%%
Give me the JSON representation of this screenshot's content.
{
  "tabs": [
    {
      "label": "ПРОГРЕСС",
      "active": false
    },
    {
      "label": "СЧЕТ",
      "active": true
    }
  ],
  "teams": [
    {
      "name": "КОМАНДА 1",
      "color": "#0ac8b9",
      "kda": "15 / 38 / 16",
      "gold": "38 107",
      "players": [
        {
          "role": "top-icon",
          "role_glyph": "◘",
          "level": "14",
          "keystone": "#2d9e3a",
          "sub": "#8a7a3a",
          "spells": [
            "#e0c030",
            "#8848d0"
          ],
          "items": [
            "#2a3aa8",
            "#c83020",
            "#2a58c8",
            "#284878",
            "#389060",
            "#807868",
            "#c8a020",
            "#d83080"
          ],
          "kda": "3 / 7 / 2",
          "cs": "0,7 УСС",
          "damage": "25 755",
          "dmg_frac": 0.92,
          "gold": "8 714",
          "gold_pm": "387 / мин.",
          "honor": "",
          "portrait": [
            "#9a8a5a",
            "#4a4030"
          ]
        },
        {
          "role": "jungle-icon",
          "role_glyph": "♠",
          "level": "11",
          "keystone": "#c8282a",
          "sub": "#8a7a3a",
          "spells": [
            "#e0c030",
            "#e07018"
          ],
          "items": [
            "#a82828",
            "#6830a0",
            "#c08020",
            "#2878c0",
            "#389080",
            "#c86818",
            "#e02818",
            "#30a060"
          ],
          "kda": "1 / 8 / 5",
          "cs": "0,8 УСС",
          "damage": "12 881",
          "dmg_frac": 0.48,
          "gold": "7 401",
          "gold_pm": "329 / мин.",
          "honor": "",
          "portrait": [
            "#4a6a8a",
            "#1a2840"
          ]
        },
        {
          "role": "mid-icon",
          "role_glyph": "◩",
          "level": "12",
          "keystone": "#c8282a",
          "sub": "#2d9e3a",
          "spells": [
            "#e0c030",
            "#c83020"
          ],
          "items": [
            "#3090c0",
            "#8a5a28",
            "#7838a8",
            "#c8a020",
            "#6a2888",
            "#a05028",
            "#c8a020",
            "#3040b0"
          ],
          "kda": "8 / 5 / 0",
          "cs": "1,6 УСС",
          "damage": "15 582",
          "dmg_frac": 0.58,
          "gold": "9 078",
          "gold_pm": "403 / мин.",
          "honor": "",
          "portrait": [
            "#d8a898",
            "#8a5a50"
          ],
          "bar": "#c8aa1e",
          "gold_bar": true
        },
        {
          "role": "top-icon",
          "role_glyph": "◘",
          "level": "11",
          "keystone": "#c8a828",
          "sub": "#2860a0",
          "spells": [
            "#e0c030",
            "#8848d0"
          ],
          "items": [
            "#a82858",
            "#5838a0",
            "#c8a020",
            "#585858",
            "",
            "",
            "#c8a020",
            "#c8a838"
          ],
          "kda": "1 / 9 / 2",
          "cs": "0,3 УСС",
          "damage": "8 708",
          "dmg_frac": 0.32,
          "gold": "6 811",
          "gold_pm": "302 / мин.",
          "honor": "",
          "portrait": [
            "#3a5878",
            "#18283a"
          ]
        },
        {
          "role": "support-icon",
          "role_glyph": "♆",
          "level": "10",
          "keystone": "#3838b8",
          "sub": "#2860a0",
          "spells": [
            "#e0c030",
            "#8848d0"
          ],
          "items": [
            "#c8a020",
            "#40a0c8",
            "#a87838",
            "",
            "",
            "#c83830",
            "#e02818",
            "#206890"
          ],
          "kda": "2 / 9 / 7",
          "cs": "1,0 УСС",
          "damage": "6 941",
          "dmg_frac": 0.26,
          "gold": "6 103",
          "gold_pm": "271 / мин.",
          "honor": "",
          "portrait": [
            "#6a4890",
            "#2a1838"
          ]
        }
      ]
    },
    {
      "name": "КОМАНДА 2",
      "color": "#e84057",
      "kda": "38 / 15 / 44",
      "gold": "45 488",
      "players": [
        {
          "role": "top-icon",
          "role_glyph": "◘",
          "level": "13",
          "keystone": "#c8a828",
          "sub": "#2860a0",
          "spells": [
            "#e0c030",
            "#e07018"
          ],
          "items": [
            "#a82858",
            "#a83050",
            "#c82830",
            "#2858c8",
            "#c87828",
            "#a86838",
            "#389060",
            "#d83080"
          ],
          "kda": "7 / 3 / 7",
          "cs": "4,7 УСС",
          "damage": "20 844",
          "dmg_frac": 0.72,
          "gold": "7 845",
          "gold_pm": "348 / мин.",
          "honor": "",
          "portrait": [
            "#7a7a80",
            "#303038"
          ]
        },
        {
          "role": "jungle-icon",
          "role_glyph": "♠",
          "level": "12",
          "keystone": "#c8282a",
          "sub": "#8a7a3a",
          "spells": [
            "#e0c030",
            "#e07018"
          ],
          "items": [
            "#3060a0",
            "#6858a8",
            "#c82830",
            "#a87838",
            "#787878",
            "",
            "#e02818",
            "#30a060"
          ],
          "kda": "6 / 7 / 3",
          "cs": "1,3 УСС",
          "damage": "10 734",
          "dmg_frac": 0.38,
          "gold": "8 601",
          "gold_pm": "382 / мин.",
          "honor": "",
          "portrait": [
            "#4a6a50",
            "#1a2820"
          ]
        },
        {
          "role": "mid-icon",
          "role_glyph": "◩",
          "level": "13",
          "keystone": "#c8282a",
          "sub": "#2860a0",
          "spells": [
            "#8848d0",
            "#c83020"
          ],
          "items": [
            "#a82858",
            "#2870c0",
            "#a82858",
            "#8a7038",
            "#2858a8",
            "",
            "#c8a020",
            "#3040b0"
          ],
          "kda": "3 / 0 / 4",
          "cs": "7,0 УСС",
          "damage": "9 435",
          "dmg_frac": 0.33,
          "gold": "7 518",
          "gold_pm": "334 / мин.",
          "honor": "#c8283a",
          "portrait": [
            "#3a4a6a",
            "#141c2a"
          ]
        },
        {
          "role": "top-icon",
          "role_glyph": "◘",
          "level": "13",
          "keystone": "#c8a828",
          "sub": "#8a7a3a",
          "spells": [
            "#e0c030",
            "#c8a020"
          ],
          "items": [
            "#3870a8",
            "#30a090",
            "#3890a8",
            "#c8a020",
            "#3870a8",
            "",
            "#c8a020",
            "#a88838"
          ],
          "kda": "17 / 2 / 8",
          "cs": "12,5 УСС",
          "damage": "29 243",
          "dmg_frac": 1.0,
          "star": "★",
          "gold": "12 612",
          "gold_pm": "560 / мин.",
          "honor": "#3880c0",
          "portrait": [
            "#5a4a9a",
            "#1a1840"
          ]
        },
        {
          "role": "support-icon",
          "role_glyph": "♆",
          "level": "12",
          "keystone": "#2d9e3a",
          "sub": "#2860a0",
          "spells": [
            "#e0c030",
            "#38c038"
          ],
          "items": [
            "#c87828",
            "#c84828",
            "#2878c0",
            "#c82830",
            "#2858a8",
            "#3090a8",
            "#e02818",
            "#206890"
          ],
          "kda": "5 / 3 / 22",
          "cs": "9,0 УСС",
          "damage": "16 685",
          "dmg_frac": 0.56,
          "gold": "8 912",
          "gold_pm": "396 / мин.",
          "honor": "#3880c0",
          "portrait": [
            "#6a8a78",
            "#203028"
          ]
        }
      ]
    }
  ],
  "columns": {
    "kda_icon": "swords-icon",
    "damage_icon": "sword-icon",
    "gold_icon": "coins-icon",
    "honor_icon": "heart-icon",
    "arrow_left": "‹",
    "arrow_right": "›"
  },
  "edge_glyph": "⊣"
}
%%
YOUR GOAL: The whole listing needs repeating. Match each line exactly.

WRITTEN ANSWER:
Give me the JSON representation of this screenshot's content.
{
  "tabs": [
    {
      "label": "ПРОГРЕСС",
      "active": false
    },
    {
      "label": "СЧЕТ",
      "active": true
    }
  ],
  "teams": [
    {
      "name": "КОМАНДА 1",
      "color": "#0ac8b9",
      "kda": "15 / 38 / 16",
      "gold": "38 107",
      "players": [
        {
          "role": "top-icon",
          "role_glyph": "◘",
          "level": "14",
          "keystone": "#2d9e3a",
          "sub": "#8a7a3a",
          "spells": [
            "#e0c030",
            "#8848d0"
          ],
          "items": [
            "#2a3aa8",
            "#c83020",
            "#2a58c8",
            "#284878",
            "#389060",
            "#807868",
            "#c8a020",
            "#d83080"
          ],
          "kda": "3 / 7 / 2",
          "cs": "0,7 УСС",
          "damage": "25 755",
          "dmg_frac": 0.92,
          "gold": "8 714",
          "gold_pm": "387 / мин.",
          "honor": "",
          "portrait": [
            "#9a8a5a",
            "#4a4030"
          ]
        },
        {
          "role": "jungle-icon",
          "role_glyph": "♠",
          "level": "11",
          "keystone": "#c8282a",
          "sub": "#8a7a3a",
          "spells": [
            "#e0c030",
            "#e07018"
          ],
          "items": [
            "#a82828",
            "#6830a0",
            "#c08020",
            "#2878c0",
            "#389080",
            "#c86818",
            "#e02818",
            "#30a060"
          ],
          "kda": "1 / 8 / 5",
          "cs": "0,8 УСС",
          "damage": "12 881",
          "dmg_frac": 0.48,
          "gold": "7 401",
          "gold_pm": "329 / мин.",
          "honor": "",
          "portrait": [
            "#4a6a8a",
            "#1a2840"
          ]
        },
        {
          "role": "mid-icon",
          "role_glyph": "◩",
          "level": "12",
          "keystone": "#c8282a",
          "sub": "#2d9e3a",
          "spells": [
            "#e0c030",
            "#c83020"
          ],
          "items": [
            "#3090c0",
            "#8a5a28",
            "#7838a8",
            "#c8a020",
            "#6a2888",
            "#a05028",
            "#c8a020",
            "#3040b0"
          ],
          "kda": "8 / 5 / 0",
          "cs": "1,6 УСС",
          "damage": "15 582",
          "dmg_frac": 0.58,
          "gold": "9 078",
          "gold_pm": "403 / мин.",
          "honor": "",
          "portrait": [
            "#d8a898",
            "#8a5a50"
          ],
          "bar": "#c8aa1e",
          "gold_bar": true
        },
        {
          "role": "top-icon",
          "role_glyph": "◘",
          "level": "11",
          "keystone": "#c8a828",
          "sub": "#2860a0",
          "spells": [
            "#e0c030",
            "#8848d0"
          ],
          "items": [
            "#a82858",
            "#5838a0",
            "#c8a020",
            "#585858",
            "",
            "",
            "#c8a020",
            "#c8a838"
          ],
          "kda": "1 / 9 / 2",
          "cs": "0,3 УСС",
          "damage": "8 708",
          "dmg_frac": 0.32,
          "gold": "6 811",
          "gold_pm": "302 / мин.",
          "honor": "",
          "portrait": [
            "#3a5878",
            "#18283a"
          ]
        },
        {
          "role": "support-icon",
          "role_glyph": "♆",
          "level": "10",
          "keystone": "#3838b8",
          "sub": "#2860a0",
          "spells": [
            "#e0c030",
            "#8848d0"
          ],
          "items": [
            "#c8a020",
            "#40a0c8",
            "#a87838",
            "",
            "",
            "#c83830",
            "#e02818",
            "#206890"
          ],
          "kda": "2 / 9 / 7",
          "cs": "1,0 УСС",
          "damage": "6 941",
          "dmg_frac": 0.26,
          "gold": "6 103",
          "gold_pm": "271 / мин.",
          "honor": "",
          "portrait": [
            "#6a4890",
            "#2a1838"
          ]
        }
      ]
    },
    {
      "name": "КОМАНДА 2",
      "color": "#e84057",
      "kda": "38 / 15 / 44",
      "gold": "45 488",
      "players": [
        {
          "role": "top-icon",
          "role_glyph": "◘",
          "level": "13",
          "keystone": "#c8a828",
          "sub": "#2860a0",
          "spells": [
            "#e0c030",
            "#e07018"
          ],
          "items": [
            "#a82858",
            "#a83050",
            "#c82830",
            "#2858c8",
            "#c87828",
            "#a86838",
            "#389060",
            "#d83080"
          ],
          "kda": "7 / 3 / 7",
          "cs": "4,7 УСС",
          "damage": "20 844",
          "dmg_frac": 0.72,
          "gold": "7 845",
          "gold_pm": "348 / мин.",
          "honor": "",
          "portrait": [
            "#7a7a80",
            "#303038"
          ]
        },
        {
          "role": "jungle-icon",
          "role_glyph": "♠",
          "level": "12",
          "keystone": "#c8282a",
          "sub": "#8a7a3a",
          "spells": [
            "#e0c030",
            "#e07018"
          ],
          "items": [
            "#3060a0",
            "#6858a8",
            "#c82830",
            "#a87838",
            "#787878",
            "",
            "#e02818",
            "#30a060"
          ],
          "kda": "6 / 7 / 3",
          "cs": "1,3 УСС",
          "damage": "10 734",
          "dmg_frac": 0.38,
          "gold": "8 601",
          "gold_pm": "382 / мин.",
          "honor": "",
          "portrait": [
            "#4a6a50",
            "#1a2820"
          ]
        },
        {
          "role": "mid-icon",
          "role_glyph": "◩",
          "level": "13",
          "keystone": "#c8282a",
          "sub": "#2860a0",
          "spells": [
            "#8848d0",
            "#c83020"
          ],
          "items": [
            "#a82858",
            "#2870c0",
            "#a82858",
            "#8a7038",
            "#2858a8",
            "",
            "#c8a020",
            "#3040b0"
          ],
          "kda": "3 / 0 / 4",
          "cs": "7,0 УСС",
          "damage": "9 435",
          "dmg_frac": 0.33,
          "gold": "7 518",
          "gold_pm": "334 / мин.",
          "honor": "#c8283a",
          "portrait": [
            "#3a4a6a",
            "#141c2a"
          ]
        },
        {
          "role": "top-icon",
          "role_glyph": "◘",
          "level": "13",
          "keystone": "#c8a828",
          "sub": "#8a7a3a",
          "spells": [
            "#e0c030",
            "#c8a020"
          ],
          "items": [
            "#3870a8",
            "#30a090",
            "#3890a8",
            "#c8a020",
            "#3870a8",
            "",
            "#c8a020",
            "#a88838"
          ],
          "kda": "17 / 2 / 8",
          "cs": "12,5 УСС",
          "damage": "29 243",
          "dmg_frac": 1.0,
          "star": "★",
          "gold": "12 612",
          "gold_pm": "560 / мин.",
          "honor": "#3880c0",
          "portrait": [
            "#5a4a9a",
            "#1a1840"
          ]
        },
        {
          "role": "support-icon",
          "role_glyph": "♆",
          "level": "12",
          "keystone": "#2d9e3a",
          "sub": "#2860a0",
          "spells": [
            "#e0c030",
            "#38c038"
          ],
          "items": [
            "#c87828",
            "#c84828",
            "#2878c0",
            "#c82830",
            "#2858a8",
            "#3090a8",
            "#e02818",
            "#206890"
          ],
          "kda": "5 / 3 / 22",
          "cs": "9,0 УСС",
          "damage": "16 685",
          "dmg_frac": 0.56,
          "gold": "8 912",
          "gold_pm": "396 / мин.",
          "honor": "#3880c0",
          "portrait": [
            "#6a8a78",
            "#203028"
          ]
        }
      ]
    }
  ],
  "columns": {
    "kda_icon": "swords-icon",
    "damage_icon": "sword-icon",
    "gold_icon": "coins-icon",
    "honor_icon": "heart-icon",
    "arrow_left": "‹",
    "arrow_right": "›"
  },
  "edge_glyph": "⊣"
}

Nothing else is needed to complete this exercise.